In this article, we'll explore how security service companies can use technology to protect assets, workforce, and data.
Be proactive, not reactive
When it comes to building security, security organizations can choose to be proactive or reactive. All organizations should analyze ways in which security can protect its assets, workforce, and its data. They may choose to be proactive and use preventative measures to prevent major incidents from occurring, or they may decide to be reactive and respond to incidents after they occur.
Proactive security means that an organization anticipates potential incidents such as fire, theft, or vandalism and takes preventative measures to reduce the likelihood of these types of incidents from ever occurring. Cameras, signs, locked gates, protected fencing, password-protected doors, and patrolling guards are just a few examples of visible deterrents to thieves or vandals.
Reactive security means that an organization has fallen victim to a past threat, and then assesses the damage and installs systems to prevent that threat from reoccurring. 24-hour monitoring is an example of reactive security whereby the organization installs security cameras to provide video surveillance of an area that may have been a target of theft or vandalism, such as an unsecured parking lot, an unlit doorway, or an unlocked door. To address these issues, the previously-targeted areas are now monitored by a security guard via a live video feed, who will then take action if an incident occurs.
As the examples above illustrate, the benefits of being proactive clearly outweigh the benefits of reactive security where the potential for incidents to occur that can’t be mitigated or acted upon in a timely manner is great.

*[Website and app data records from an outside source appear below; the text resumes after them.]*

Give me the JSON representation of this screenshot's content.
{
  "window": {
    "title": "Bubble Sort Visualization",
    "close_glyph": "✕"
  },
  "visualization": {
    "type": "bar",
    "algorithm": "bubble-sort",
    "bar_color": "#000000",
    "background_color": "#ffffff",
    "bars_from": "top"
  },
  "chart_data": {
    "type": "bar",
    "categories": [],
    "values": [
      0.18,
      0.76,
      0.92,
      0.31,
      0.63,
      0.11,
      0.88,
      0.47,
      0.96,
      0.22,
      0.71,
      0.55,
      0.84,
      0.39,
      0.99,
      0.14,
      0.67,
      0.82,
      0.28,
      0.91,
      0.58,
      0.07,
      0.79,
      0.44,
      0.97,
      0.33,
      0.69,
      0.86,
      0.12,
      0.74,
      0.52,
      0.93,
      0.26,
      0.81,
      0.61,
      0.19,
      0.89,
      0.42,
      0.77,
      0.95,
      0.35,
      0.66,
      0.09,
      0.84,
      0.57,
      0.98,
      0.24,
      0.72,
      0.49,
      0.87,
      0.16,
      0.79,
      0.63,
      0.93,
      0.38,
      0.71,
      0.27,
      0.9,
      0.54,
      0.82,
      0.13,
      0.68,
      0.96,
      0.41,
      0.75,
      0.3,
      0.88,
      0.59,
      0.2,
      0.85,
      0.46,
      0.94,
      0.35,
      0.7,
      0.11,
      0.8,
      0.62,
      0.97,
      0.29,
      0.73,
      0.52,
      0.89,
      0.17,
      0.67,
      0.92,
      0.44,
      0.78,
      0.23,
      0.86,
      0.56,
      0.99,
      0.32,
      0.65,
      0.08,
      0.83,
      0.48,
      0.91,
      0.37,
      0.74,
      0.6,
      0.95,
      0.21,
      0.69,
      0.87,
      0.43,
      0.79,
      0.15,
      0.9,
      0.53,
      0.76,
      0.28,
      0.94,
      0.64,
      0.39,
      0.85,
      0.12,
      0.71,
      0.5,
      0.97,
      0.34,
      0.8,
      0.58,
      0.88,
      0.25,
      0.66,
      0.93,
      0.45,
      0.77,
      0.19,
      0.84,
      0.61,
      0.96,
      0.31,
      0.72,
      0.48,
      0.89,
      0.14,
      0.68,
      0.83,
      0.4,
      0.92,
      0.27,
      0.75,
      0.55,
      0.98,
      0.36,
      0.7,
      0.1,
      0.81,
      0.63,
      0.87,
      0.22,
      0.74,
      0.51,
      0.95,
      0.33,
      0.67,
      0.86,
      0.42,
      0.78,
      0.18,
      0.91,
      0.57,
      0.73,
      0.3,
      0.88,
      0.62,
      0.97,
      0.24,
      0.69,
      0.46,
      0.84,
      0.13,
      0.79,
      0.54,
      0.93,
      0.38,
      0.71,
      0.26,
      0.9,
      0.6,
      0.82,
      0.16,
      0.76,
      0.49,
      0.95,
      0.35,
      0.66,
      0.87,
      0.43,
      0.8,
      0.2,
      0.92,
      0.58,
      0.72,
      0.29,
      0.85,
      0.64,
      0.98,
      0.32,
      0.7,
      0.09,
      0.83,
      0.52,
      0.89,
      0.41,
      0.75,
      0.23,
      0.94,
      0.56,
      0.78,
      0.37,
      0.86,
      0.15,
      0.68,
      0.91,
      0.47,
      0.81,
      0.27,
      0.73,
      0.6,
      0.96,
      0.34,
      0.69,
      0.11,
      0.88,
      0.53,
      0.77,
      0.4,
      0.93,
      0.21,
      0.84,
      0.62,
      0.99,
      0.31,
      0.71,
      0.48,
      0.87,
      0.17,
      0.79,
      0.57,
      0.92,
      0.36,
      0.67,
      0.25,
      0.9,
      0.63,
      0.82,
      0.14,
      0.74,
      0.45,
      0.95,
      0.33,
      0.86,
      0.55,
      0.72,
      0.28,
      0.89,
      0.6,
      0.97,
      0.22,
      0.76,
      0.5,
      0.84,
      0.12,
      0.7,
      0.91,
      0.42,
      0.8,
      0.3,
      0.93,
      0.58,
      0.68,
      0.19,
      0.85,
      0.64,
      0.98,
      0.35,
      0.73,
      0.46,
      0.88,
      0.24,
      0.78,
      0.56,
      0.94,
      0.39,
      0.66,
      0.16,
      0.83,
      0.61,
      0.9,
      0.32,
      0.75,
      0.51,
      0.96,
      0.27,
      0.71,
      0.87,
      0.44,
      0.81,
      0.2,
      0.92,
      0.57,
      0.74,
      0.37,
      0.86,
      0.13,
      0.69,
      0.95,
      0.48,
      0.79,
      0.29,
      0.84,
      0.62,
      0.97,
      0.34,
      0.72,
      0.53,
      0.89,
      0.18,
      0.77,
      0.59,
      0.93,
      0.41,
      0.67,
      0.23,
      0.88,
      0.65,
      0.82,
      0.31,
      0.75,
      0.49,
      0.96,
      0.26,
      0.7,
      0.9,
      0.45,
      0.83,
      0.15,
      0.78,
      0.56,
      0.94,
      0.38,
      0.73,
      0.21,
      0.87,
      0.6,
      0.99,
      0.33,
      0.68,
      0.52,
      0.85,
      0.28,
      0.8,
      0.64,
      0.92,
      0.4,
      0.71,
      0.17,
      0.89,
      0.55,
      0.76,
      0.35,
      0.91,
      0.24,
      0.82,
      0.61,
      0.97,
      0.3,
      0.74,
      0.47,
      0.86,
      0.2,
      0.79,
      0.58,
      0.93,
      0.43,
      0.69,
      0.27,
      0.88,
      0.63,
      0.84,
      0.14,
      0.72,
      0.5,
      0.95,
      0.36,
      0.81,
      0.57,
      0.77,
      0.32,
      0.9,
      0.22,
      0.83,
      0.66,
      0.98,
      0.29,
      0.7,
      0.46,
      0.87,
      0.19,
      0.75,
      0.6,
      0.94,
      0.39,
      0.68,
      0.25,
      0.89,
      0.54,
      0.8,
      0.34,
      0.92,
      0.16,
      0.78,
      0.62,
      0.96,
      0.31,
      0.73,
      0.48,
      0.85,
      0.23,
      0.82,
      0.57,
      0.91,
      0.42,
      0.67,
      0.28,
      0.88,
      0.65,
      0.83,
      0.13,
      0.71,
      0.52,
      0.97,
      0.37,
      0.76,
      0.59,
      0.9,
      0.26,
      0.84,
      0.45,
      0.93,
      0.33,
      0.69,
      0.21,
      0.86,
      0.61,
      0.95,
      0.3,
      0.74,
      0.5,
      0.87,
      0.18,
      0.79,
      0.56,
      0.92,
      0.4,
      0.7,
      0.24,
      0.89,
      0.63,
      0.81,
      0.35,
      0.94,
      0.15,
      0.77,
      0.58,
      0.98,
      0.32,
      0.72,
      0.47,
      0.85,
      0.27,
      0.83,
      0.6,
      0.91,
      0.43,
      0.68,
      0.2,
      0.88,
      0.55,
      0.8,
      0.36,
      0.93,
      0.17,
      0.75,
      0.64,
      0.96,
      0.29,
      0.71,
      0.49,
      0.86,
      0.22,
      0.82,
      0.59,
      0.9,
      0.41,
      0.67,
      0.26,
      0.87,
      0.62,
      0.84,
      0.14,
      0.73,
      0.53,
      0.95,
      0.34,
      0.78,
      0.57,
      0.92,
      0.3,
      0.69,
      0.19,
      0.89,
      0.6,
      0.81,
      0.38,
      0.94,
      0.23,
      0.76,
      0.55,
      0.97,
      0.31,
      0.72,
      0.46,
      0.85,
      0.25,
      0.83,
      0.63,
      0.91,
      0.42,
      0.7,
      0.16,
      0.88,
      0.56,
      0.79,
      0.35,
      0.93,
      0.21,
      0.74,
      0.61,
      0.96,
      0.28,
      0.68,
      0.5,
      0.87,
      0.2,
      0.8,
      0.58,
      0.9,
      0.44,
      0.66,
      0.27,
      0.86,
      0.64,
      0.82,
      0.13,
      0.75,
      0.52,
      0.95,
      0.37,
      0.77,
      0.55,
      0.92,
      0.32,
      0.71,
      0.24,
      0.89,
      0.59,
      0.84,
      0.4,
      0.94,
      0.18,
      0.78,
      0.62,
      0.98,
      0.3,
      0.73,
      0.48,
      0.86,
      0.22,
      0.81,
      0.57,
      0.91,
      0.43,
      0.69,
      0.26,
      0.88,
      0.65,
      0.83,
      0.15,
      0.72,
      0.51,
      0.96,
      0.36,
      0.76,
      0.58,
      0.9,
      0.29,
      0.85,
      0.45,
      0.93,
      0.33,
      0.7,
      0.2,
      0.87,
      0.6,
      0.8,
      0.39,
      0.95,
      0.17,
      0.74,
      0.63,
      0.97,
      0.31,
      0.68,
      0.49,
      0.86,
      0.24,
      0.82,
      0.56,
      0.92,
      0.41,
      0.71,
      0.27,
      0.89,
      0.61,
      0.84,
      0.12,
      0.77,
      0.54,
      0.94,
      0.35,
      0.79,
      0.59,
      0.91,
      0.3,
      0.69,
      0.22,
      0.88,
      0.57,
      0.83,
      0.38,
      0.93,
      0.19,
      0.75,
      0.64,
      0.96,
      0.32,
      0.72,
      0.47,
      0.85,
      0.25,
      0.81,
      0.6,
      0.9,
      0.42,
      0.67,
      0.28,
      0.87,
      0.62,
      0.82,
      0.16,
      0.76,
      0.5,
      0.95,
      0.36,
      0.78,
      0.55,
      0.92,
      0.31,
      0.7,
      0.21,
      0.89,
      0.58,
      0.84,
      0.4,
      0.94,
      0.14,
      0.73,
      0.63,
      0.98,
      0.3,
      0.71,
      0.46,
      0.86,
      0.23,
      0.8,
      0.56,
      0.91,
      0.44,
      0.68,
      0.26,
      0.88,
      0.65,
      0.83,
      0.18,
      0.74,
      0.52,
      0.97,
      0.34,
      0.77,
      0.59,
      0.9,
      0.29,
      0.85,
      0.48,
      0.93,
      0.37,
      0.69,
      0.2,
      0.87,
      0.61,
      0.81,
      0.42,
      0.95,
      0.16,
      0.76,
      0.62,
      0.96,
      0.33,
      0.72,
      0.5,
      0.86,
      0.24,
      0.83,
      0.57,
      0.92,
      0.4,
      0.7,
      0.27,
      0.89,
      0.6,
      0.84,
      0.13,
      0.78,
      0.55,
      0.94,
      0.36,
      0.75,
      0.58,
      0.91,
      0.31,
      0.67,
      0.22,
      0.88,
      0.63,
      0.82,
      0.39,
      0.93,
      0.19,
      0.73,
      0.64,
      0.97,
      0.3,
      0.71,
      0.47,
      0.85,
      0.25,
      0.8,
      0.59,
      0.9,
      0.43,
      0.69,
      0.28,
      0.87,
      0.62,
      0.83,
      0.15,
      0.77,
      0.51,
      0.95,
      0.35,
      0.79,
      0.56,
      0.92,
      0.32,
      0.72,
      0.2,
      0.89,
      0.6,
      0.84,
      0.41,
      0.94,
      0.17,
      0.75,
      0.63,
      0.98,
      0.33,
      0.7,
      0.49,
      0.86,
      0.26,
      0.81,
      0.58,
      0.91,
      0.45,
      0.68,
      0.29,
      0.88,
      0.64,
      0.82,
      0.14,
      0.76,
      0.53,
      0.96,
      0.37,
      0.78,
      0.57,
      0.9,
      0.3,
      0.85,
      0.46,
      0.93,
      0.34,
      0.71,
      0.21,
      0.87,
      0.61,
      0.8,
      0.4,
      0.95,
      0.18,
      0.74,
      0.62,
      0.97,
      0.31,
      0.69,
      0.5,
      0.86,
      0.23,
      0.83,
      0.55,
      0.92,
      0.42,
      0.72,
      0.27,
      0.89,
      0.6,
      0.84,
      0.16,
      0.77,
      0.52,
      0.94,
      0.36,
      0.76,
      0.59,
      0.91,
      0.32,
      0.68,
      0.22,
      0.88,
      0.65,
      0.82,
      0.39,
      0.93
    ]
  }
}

Identify existing technologies & implement new technologies
The security industry replaced pen and paper guard tours years ago, and now most workforce management solutions rely on the mobile devices and software that provides real-time incident reporting. Security officers can now capture incidents, send pictures and reports, and communicate wirelessly on-the-fly with supervisors during checkpoint tours. Security services companies can also track time and attendance, and use GPS and geo-fencing to track the locations and generalized movements of their guards on tour. The data from guard tours can then be used to analyze trends, improve service, and ensure the safety of guards during a shift.
In the security industry though, technology continues to change daily. New technology like improved workforce management software, facial recognition software, touchless access systems like self-opening doors, temperature-sensing cameras, and security robots are all good examples of new technology that can help security professionals perform tasks as part of their daily routines. While it may seem difficult to keep up with all these technological trends, in order to be perceived as a leader in the industry, security organizations should embrace change.

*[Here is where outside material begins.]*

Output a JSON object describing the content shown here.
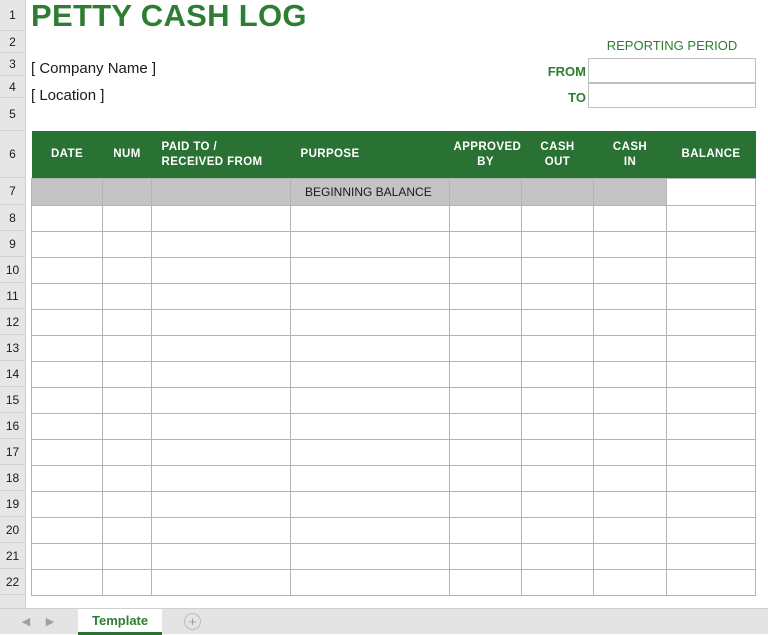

Technological advancements can simplify and enhance the job of security professionals—making them more efficient by removing repetitive and monotonous tasks from their daily routines.
As a best practice, security service companies should identify existing technologies they currently use, and review them periodically to make sure they are using the best technology available in order to provide the best possible service to their clients. They can make recommendations based on data analytics, and upgrade existing technology, or incorporate new technology without compromising reliability.
Protect assets and workforce & ensure business continuity
It’s paramount that security organizations have disaster recovery and business continuity plans in place to protect the organization in the event that an incident occurs that threatens its assets or its workforce. If an incident occurs, employees must be able to access their security workforce management platform and the data contained within it.
Your security workforce management platform should connect your frontline and back-office functions to help you gather the data you need to assess your current security operations and analyze any risks or weaknesses. Business continuity plans should be aligned with your organization’s wider objectives and well communicated and reviewed on a regular basis so that all stakeholders and employees know what to do, when to do it, and where to go for assistance.
A balanced combination of physical security, well-trained security guards, and technology is key to your success.
I want to hear from you. Tell me how we can improve.
Debbie Howlett is an experienced writer with a demonstrated history of working in the security industry. She is based in Montreal, Canada, with TrackTik—a tech company that sells cloud-based security workforce management software.
This month in Security magazine, we explore how Corning's global security group ensured business continuity and employee safety during the global COVID-19 pandemic. Also, we highlight the global security team at Uber and their recent security programs and initiatives. Industry experts discuss travel safety programs, career hackers, working for terrible bosses, group attribution error and more.